→ Work instruction
Write the records out again exactly, leaving no images in.

▼

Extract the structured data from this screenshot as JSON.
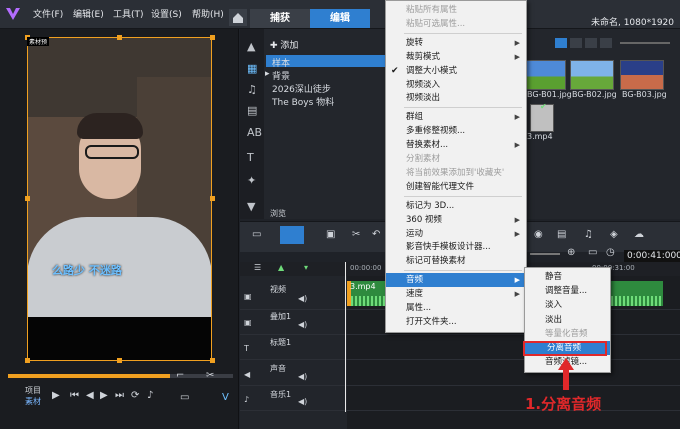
{
  "menubar": {
    "items": [
      "文件(F)",
      "编辑(E)",
      "工具(T)",
      "设置(S)",
      "帮助(H)"
    ],
    "tabs": {
      "capture": "捕获",
      "edit": "编辑"
    },
    "window_title": "未命名, 1080*1920"
  },
  "preview": {
    "tiny_label": "素材预",
    "subtitle": "么路少 不迷路",
    "project_label": "项目",
    "clip_label": "素材"
  },
  "library": {
    "add_label": "添加",
    "folders": [
      "样本",
      "背景",
      "2026深山徒步",
      "The Boys 物料"
    ],
    "thumbs": [
      {
        "label": "BG-B01.jpg"
      },
      {
        "label": "BG-B02.jpg"
      },
      {
        "label": "BG-B03.jpg"
      },
      {
        "label": "3.mp4"
      }
    ],
    "browse_label": "浏览"
  },
  "timeline": {
    "timecode": "0:00:41:000",
    "ruler": [
      "00:00:00",
      "00:00:31:00"
    ],
    "tracks": [
      "视频",
      "叠加1",
      "标题1",
      "声音",
      "音乐1"
    ],
    "clip_name": "3.mp4"
  },
  "context_menu": {
    "items": [
      {
        "label": "粘贴所有属性",
        "disabled": true
      },
      {
        "label": "粘贴可选属性...",
        "disabled": true
      },
      {
        "sep": true
      },
      {
        "label": "旋转",
        "submenu": true
      },
      {
        "label": "裁剪模式",
        "submenu": true
      },
      {
        "label": "调整大小模式",
        "checked": true
      },
      {
        "label": "视频淡入"
      },
      {
        "label": "视频淡出"
      },
      {
        "sep": true
      },
      {
        "label": "群组",
        "submenu": true
      },
      {
        "label": "多重修整视频..."
      },
      {
        "label": "替换素材...",
        "submenu": true
      },
      {
        "label": "分割素材",
        "disabled": true
      },
      {
        "label": "将当前效果添加到'收藏夹'",
        "disabled": true
      },
      {
        "label": "创建智能代理文件"
      },
      {
        "sep": true
      },
      {
        "label": "标记为 3D..."
      },
      {
        "label": "360 视频",
        "submenu": true
      },
      {
        "label": "运动",
        "submenu": true
      },
      {
        "label": "影音快手模板设计器..."
      },
      {
        "label": "标记可替换素材"
      },
      {
        "sep": true
      },
      {
        "label": "音频",
        "submenu": true,
        "highlight": true
      },
      {
        "label": "速度",
        "submenu": true
      },
      {
        "label": "属性..."
      },
      {
        "label": "打开文件夹..."
      }
    ]
  },
  "submenu": {
    "items": [
      {
        "label": "静音"
      },
      {
        "label": "调整音量..."
      },
      {
        "label": "淡入"
      },
      {
        "label": "淡出"
      },
      {
        "label": "等量化音频",
        "disabled": true
      },
      {
        "label": "分离音频",
        "highlight": true
      },
      {
        "label": "音频滤镜..."
      }
    ]
  },
  "annotation": "1.分离音频",
  "colors": {
    "accent": "#2f7fd0",
    "annotation": "#e0282a",
    "clip": "#2e8a3e"
  }
}
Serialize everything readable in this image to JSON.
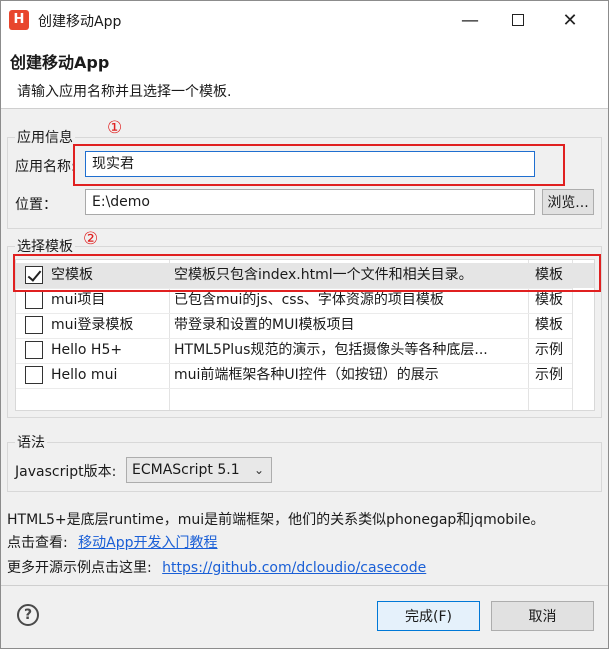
{
  "window": {
    "title": "创建移动App",
    "logo_text": "H",
    "minimize_glyph": "—",
    "close_glyph": "✕"
  },
  "header": {
    "title": "创建移动App",
    "description": "请输入应用名称并且选择一个模板."
  },
  "app_info": {
    "group_label": "应用信息",
    "name_label": "应用名称:",
    "name_value": "现实君",
    "location_label": "位置：",
    "location_value": "E:\\demo",
    "browse_label": "浏览..."
  },
  "annotations": {
    "one": "①",
    "two": "②",
    "color": "#e02020"
  },
  "template": {
    "group_label": "选择模板",
    "rows": [
      {
        "name": "空模板",
        "desc": "空模板只包含index.html一个文件和相关目录。",
        "type": "模板",
        "checked": true
      },
      {
        "name": "mui项目",
        "desc": "已包含mui的js、css、字体资源的项目模板",
        "type": "模板",
        "checked": false
      },
      {
        "name": "mui登录模板",
        "desc": "带登录和设置的MUI模板项目",
        "type": "模板",
        "checked": false
      },
      {
        "name": "Hello H5+",
        "desc": "HTML5Plus规范的演示，包括摄像头等各种底层...",
        "type": "示例",
        "checked": false
      },
      {
        "name": "Hello mui",
        "desc": "mui前端框架各种UI控件（如按钮）的展示",
        "type": "示例",
        "checked": false
      }
    ]
  },
  "syntax": {
    "group_label": "语法",
    "js_label": "Javascript版本:",
    "js_value": "ECMAScript 5.1"
  },
  "info": {
    "line1": "HTML5+是底层runtime，mui是前端框架，他们的关系类似phonegap和jqmobile。",
    "line2_prefix": "点击查看:",
    "line2_link": "移动App开发入门教程",
    "line3_prefix": "更多开源示例点击这里:",
    "line3_link": "https://github.com/dcloudio/casecode"
  },
  "footer": {
    "help_glyph": "?",
    "finish_label": "完成(F)",
    "cancel_label": "取消"
  },
  "colors": {
    "accent": "#1f6fd0",
    "link": "#1a5fd6",
    "logo": "#e8462d"
  }
}
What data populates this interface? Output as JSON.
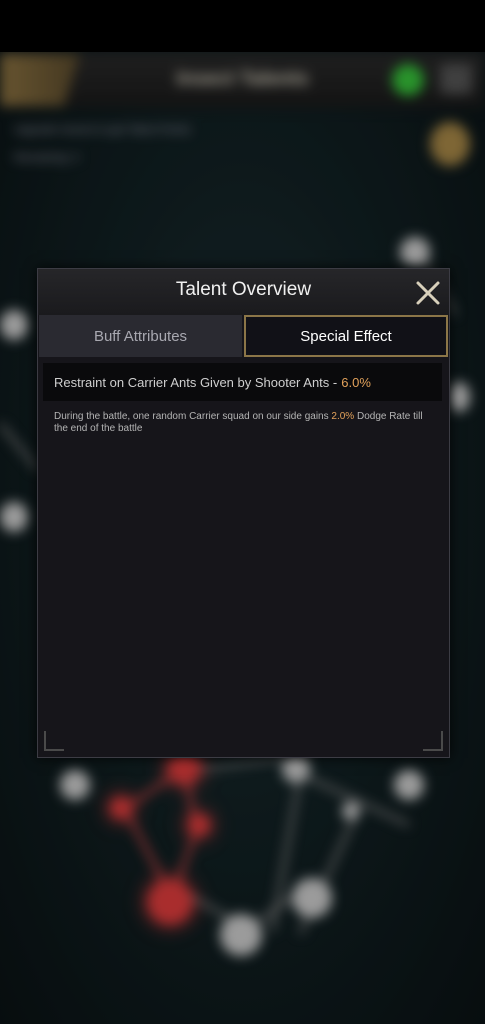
{
  "background": {
    "screen_title": "Insect Talents",
    "hint_text": "Upgrade Insects to get Talent Points",
    "remaining_label": "Remaining: 0"
  },
  "modal": {
    "title": "Talent Overview",
    "tabs": [
      {
        "label": "Buff Attributes",
        "selected": false
      },
      {
        "label": "Special Effect",
        "selected": true
      }
    ],
    "effect": {
      "name": "Restraint on Carrier Ants Given by Shooter Ants -",
      "value": "6.0%",
      "desc_pre": "During the battle, one random Carrier squad on our side gains",
      "desc_value": "2.0%",
      "desc_post": "Dodge Rate till the end of the battle"
    }
  },
  "colors": {
    "accent_gold": "#8c7648",
    "highlight_orange": "#e2a25b",
    "node_red": "#e23d3d"
  },
  "icons": [
    "back-arrow-icon",
    "close-icon",
    "green-status-icon",
    "share-icon",
    "gold-badge-icon"
  ]
}
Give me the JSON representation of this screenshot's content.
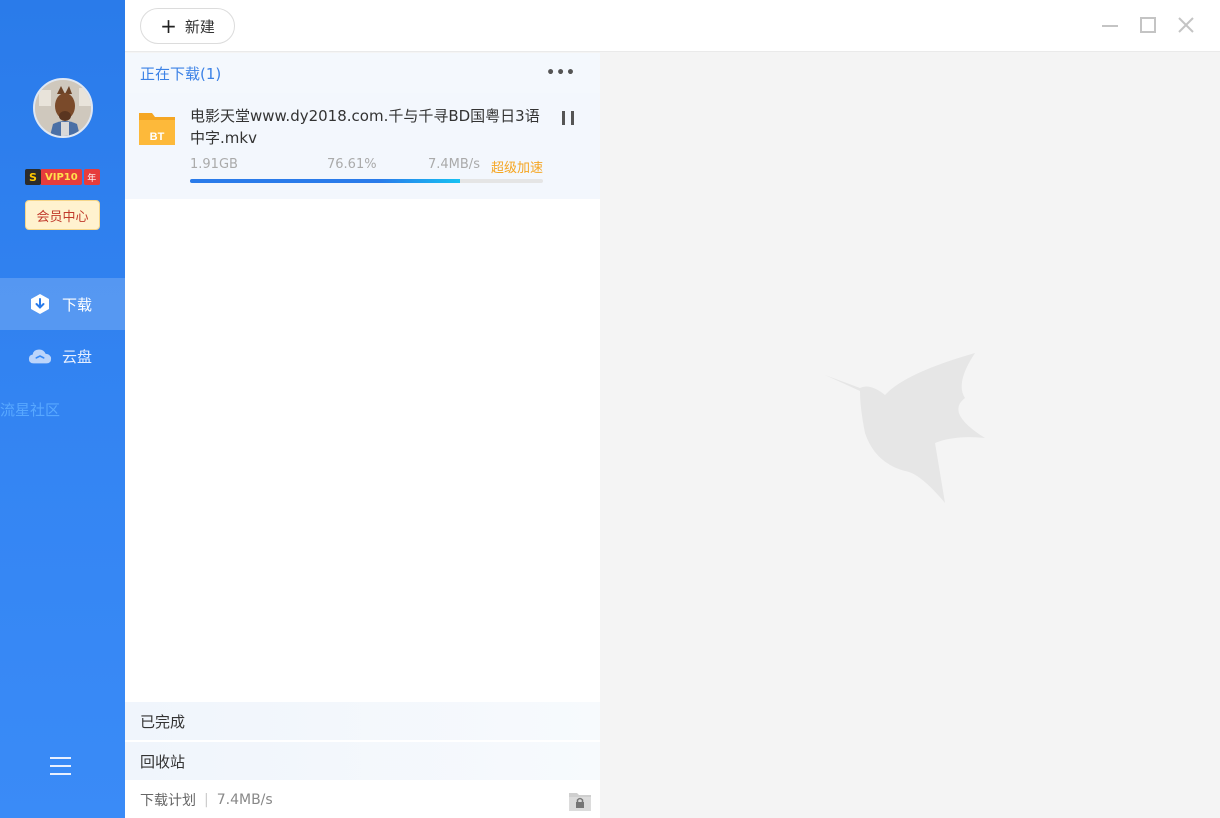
{
  "sidebar": {
    "vip": {
      "s": "S",
      "label": "VIP10",
      "year": "年"
    },
    "member_center": "会员中心",
    "nav": [
      {
        "label": "下载",
        "icon": "download-icon",
        "active": true
      },
      {
        "label": "云盘",
        "icon": "cloud-icon",
        "active": false
      }
    ],
    "community": "流星社区",
    "menu_icon": "hamburger-icon"
  },
  "topbar": {
    "new_label": "新建",
    "window_controls": [
      "minimize-icon",
      "maximize-icon",
      "close-icon"
    ]
  },
  "downloading": {
    "header": "正在下载(1)",
    "tasks": [
      {
        "type_badge": "BT",
        "name": "电影天堂www.dy2018.com.千与千寻BD国粤日3语中字.mkv",
        "size": "1.91GB",
        "percent": "76.61%",
        "progress": 0.7661,
        "speed": "7.4MB/s",
        "accel": "超级加速"
      }
    ]
  },
  "sections": {
    "completed": "已完成",
    "recycle": "回收站"
  },
  "footer": {
    "plan": "下载计划",
    "speed": "7.4MB/s"
  },
  "colors": {
    "accent": "#2a7bea",
    "accel": "#f5a623"
  }
}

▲

→ Completed exercise
Extract the structured data from this screenshot as JSON.
{
  "menubar": {
    "items": [
      "文件(F)",
      "编辑(E)",
      "工具(T)",
      "设置(S)",
      "帮助(H)"
    ],
    "tabs": {
      "capture": "捕获",
      "edit": "编辑"
    },
    "window_title": "未命名, 1080*1920"
  },
  "preview": {
    "tiny_label": "素材预",
    "subtitle": "么路少 不迷路",
    "project_label": "项目",
    "clip_label": "素材"
  },
  "library": {
    "add_label": "添加",
    "folders": [
      "样本",
      "背景",
      "2026深山徒步",
      "The Boys 物料"
    ],
    "thumbs": [
      {
        "label": "BG-B01.jpg"
      },
      {
        "label": "BG-B02.jpg"
      },
      {
        "label": "BG-B03.jpg"
      },
      {
        "label": "3.mp4"
      }
    ],
    "browse_label": "浏览"
  },
  "timeline": {
    "timecode": "0:00:41:000",
    "ruler": [
      "00:00:00",
      "00:00:31:00"
    ],
    "tracks": [
      "视频",
      "叠加1",
      "标题1",
      "声音",
      "音乐1"
    ],
    "clip_name": "3.mp4"
  },
  "context_menu": {
    "items": [
      {
        "label": "粘贴所有属性",
        "disabled": true
      },
      {
        "label": "粘贴可选属性...",
        "disabled": true
      },
      {
        "sep": true
      },
      {
        "label": "旋转",
        "submenu": true
      },
      {
        "label": "裁剪模式",
        "submenu": true
      },
      {
        "label": "调整大小模式",
        "checked": true
      },
      {
        "label": "视频淡入"
      },
      {
        "label": "视频淡出"
      },
      {
        "sep": true
      },
      {
        "label": "群组",
        "submenu": true
      },
      {
        "label": "多重修整视频..."
      },
      {
        "label": "替换素材...",
        "submenu": true
      },
      {
        "label": "分割素材",
        "disabled": true
      },
      {
        "label": "将当前效果添加到'收藏夹'",
        "disabled": true
      },
      {
        "label": "创建智能代理文件"
      },
      {
        "sep": true
      },
      {
        "label": "标记为 3D..."
      },
      {
        "label": "360 视频",
        "submenu": true
      },
      {
        "label": "运动",
        "submenu": true
      },
      {
        "label": "影音快手模板设计器..."
      },
      {
        "label": "标记可替换素材"
      },
      {
        "sep": true
      },
      {
        "label": "音频",
        "submenu": true,
        "highlight": true
      },
      {
        "label": "速度",
        "submenu": true
      },
      {
        "label": "属性..."
      },
      {
        "label": "打开文件夹..."
      }
    ]
  },
  "submenu": {
    "items": [
      {
        "label": "静音"
      },
      {
        "label": "调整音量..."
      },
      {
        "label": "淡入"
      },
      {
        "label": "淡出"
      },
      {
        "label": "等量化音频",
        "disabled": true
      },
      {
        "label": "分离音频",
        "highlight": true
      },
      {
        "label": "音频滤镜..."
      }
    ]
  },
  "annotation": "1.分离音频",
  "colors": {
    "accent": "#2f7fd0",
    "annotation": "#e0282a",
    "clip": "#2e8a3e"
  }
}
Serialize everything readable in this image to JSON.
{
  "window": {
    "title": "创建移动App",
    "logo_text": "H",
    "minimize_glyph": "—",
    "close_glyph": "✕"
  },
  "header": {
    "title": "创建移动App",
    "description": "请输入应用名称并且选择一个模板."
  },
  "app_info": {
    "group_label": "应用信息",
    "name_label": "应用名称:",
    "name_value": "现实君",
    "location_label": "位置：",
    "location_value": "E:\\demo",
    "browse_label": "浏览..."
  },
  "annotations": {
    "one": "①",
    "two": "②",
    "color": "#e02020"
  },
  "template": {
    "group_label": "选择模板",
    "rows": [
      {
        "name": "空模板",
        "desc": "空模板只包含index.html一个文件和相关目录。",
        "type": "模板",
        "checked": true
      },
      {
        "name": "mui项目",
        "desc": "已包含mui的js、css、字体资源的项目模板",
        "type": "模板",
        "checked": false
      },
      {
        "name": "mui登录模板",
        "desc": "带登录和设置的MUI模板项目",
        "type": "模板",
        "checked": false
      },
      {
        "name": "Hello H5+",
        "desc": "HTML5Plus规范的演示，包括摄像头等各种底层...",
        "type": "示例",
        "checked": false
      },
      {
        "name": "Hello mui",
        "desc": "mui前端框架各种UI控件（如按钮）的展示",
        "type": "示例",
        "checked": false
      }
    ]
  },
  "syntax": {
    "group_label": "语法",
    "js_label": "Javascript版本:",
    "js_value": "ECMAScript 5.1"
  },
  "info": {
    "line1": "HTML5+是底层runtime，mui是前端框架，他们的关系类似phonegap和jqmobile。",
    "line2_prefix": "点击查看:",
    "line2_link": "移动App开发入门教程",
    "line3_prefix": "更多开源示例点击这里:",
    "line3_link": "https://github.com/dcloudio/casecode"
  },
  "footer": {
    "help_glyph": "?",
    "finish_label": "完成(F)",
    "cancel_label": "取消"
  },
  "colors": {
    "accent": "#1f6fd0",
    "link": "#1a5fd6",
    "logo": "#e8462d"
  }
}
What data populates this interface? Output as JSON.
{
  "background": {
    "screen_title": "Insect Talents",
    "hint_text": "Upgrade Insects to get Talent Points",
    "remaining_label": "Remaining: 0"
  },
  "modal": {
    "title": "Talent Overview",
    "tabs": [
      {
        "label": "Buff Attributes",
        "selected": false
      },
      {
        "label": "Special Effect",
        "selected": true
      }
    ],
    "effect": {
      "name": "Restraint on Carrier Ants Given by Shooter Ants -",
      "value": "6.0%",
      "desc_pre": "During the battle, one random Carrier squad on our side gains",
      "desc_value": "2.0%",
      "desc_post": "Dodge Rate till the end of the battle"
    }
  },
  "colors": {
    "accent_gold": "#8c7648",
    "highlight_orange": "#e2a25b",
    "node_red": "#e23d3d"
  },
  "icons": [
    "back-arrow-icon",
    "close-icon",
    "green-status-icon",
    "share-icon",
    "gold-badge-icon"
  ]
}
Give me the JSON representation of this screenshot's content.
{
  "sidebar": {
    "vip": {
      "s": "S",
      "label": "VIP10",
      "year": "年"
    },
    "member_center": "会员中心",
    "nav": [
      {
        "label": "下载",
        "icon": "download-icon",
        "active": true
      },
      {
        "label": "云盘",
        "icon": "cloud-icon",
        "active": false
      }
    ],
    "community": "流星社区",
    "menu_icon": "hamburger-icon"
  },
  "topbar": {
    "new_label": "新建",
    "window_controls": [
      "minimize-icon",
      "maximize-icon",
      "close-icon"
    ]
  },
  "downloading": {
    "header": "正在下载(1)",
    "tasks": [
      {
        "type_badge": "BT",
        "name": "电影天堂www.dy2018.com.千与千寻BD国粤日3语中字.mkv",
        "size": "1.91GB",
        "percent": "76.61%",
        "progress": 0.7661,
        "speed": "7.4MB/s",
        "accel": "超级加速"
      }
    ]
  },
  "sections": {
    "completed": "已完成",
    "recycle": "回收站"
  },
  "footer": {
    "plan": "下载计划",
    "speed": "7.4MB/s"
  },
  "colors": {
    "accent": "#2a7bea",
    "accel": "#f5a623"
  }
}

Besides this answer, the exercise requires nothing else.